**Description of the task**
Restate all entries word for word, minus pictures.

**Provided entries**

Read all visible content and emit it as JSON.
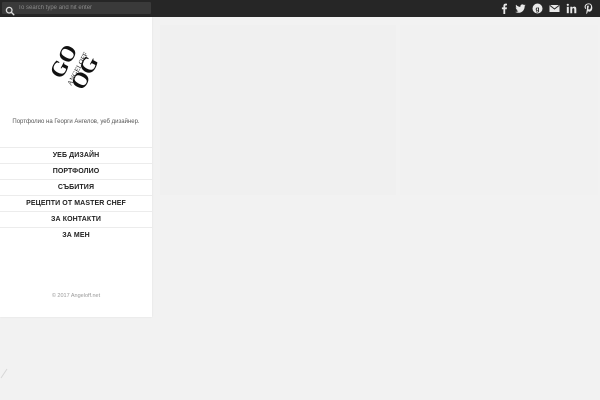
{
  "search": {
    "placeholder": "To search type and hit enter"
  },
  "social": {
    "icons": [
      "facebook-icon",
      "twitter-icon",
      "google-plus-icon",
      "email-icon",
      "linkedin-icon",
      "pinterest-icon"
    ]
  },
  "sidebar": {
    "tagline": "Портфолио на Георги Ангелов, уеб дизайнер.",
    "menu": [
      {
        "label": "УЕБ ДИЗАЙН"
      },
      {
        "label": "ПОРТФОЛИО"
      },
      {
        "label": "СЪБИТИЯ"
      },
      {
        "label": "РЕЦЕПТИ ОТ MASTER CHEF"
      },
      {
        "label": "ЗА КОНТАКТИ"
      },
      {
        "label": "ЗА МЕН"
      }
    ],
    "copyright": "© 2017 Angeloff.net"
  },
  "colors": {
    "topbar": "#262626",
    "page_background": "#f2f2f2",
    "sidebar_background": "#ffffff",
    "menu_text": "#222222"
  }
}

**Written reply**
Read all visible content and emit it as JSON.
{
  "search": {
    "placeholder": "To search type and hit enter"
  },
  "social": {
    "icons": [
      "facebook-icon",
      "twitter-icon",
      "google-plus-icon",
      "email-icon",
      "linkedin-icon",
      "pinterest-icon"
    ]
  },
  "sidebar": {
    "tagline": "Портфолио на Георги Ангелов, уеб дизайнер.",
    "menu": [
      {
        "label": "УЕБ ДИЗАЙН"
      },
      {
        "label": "ПОРТФОЛИО"
      },
      {
        "label": "СЪБИТИЯ"
      },
      {
        "label": "РЕЦЕПТИ ОТ MASTER CHEF"
      },
      {
        "label": "ЗА КОНТАКТИ"
      },
      {
        "label": "ЗА МЕН"
      }
    ],
    "copyright": "© 2017 Angeloff.net"
  },
  "colors": {
    "topbar": "#262626",
    "page_background": "#f2f2f2",
    "sidebar_background": "#ffffff",
    "menu_text": "#222222"
  }
}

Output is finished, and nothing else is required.